Every single entry that follows must be copied exactly.
(SUPPLIED DATA Opens)
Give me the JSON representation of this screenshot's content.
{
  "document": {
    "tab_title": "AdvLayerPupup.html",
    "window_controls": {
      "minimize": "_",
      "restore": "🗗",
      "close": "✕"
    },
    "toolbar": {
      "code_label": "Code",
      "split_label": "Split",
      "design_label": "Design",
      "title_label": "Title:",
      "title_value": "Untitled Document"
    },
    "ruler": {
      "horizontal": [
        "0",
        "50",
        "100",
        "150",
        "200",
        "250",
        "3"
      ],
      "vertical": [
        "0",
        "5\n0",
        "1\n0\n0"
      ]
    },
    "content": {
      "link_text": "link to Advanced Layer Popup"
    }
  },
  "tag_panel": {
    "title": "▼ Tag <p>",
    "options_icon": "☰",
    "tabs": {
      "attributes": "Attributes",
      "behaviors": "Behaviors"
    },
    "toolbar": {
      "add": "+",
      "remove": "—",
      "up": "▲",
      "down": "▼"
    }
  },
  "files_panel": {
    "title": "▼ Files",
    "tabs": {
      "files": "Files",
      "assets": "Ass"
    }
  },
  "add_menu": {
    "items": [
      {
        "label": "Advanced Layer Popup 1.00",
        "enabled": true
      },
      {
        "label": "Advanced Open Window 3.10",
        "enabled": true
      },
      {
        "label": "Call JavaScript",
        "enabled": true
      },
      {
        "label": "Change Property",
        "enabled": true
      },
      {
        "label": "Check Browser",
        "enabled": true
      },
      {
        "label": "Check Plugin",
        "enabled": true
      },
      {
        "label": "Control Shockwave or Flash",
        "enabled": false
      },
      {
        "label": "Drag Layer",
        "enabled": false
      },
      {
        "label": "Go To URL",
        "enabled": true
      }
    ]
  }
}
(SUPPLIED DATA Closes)
TASK RESPONSE:
Give me the JSON representation of this screenshot's content.
{
  "document": {
    "tab_title": "AdvLayerPupup.html",
    "window_controls": {
      "minimize": "_",
      "restore": "🗗",
      "close": "✕"
    },
    "toolbar": {
      "code_label": "Code",
      "split_label": "Split",
      "design_label": "Design",
      "title_label": "Title:",
      "title_value": "Untitled Document"
    },
    "ruler": {
      "horizontal": [
        "0",
        "50",
        "100",
        "150",
        "200",
        "250",
        "3"
      ],
      "vertical": [
        "0",
        "5\n0",
        "1\n0\n0"
      ]
    },
    "content": {
      "link_text": "link to Advanced Layer Popup"
    }
  },
  "tag_panel": {
    "title": "▼ Tag <p>",
    "options_icon": "☰",
    "tabs": {
      "attributes": "Attributes",
      "behaviors": "Behaviors"
    },
    "toolbar": {
      "add": "+",
      "remove": "—",
      "up": "▲",
      "down": "▼"
    }
  },
  "files_panel": {
    "title": "▼ Files",
    "tabs": {
      "files": "Files",
      "assets": "Ass"
    }
  },
  "add_menu": {
    "items": [
      {
        "label": "Advanced Layer Popup 1.00",
        "enabled": true
      },
      {
        "label": "Advanced Open Window 3.10",
        "enabled": true
      },
      {
        "label": "Call JavaScript",
        "enabled": true
      },
      {
        "label": "Change Property",
        "enabled": true
      },
      {
        "label": "Check Browser",
        "enabled": true
      },
      {
        "label": "Check Plugin",
        "enabled": true
      },
      {
        "label": "Control Shockwave or Flash",
        "enabled": false
      },
      {
        "label": "Drag Layer",
        "enabled": false
      },
      {
        "label": "Go To URL",
        "enabled": true
      }
    ]
  }
}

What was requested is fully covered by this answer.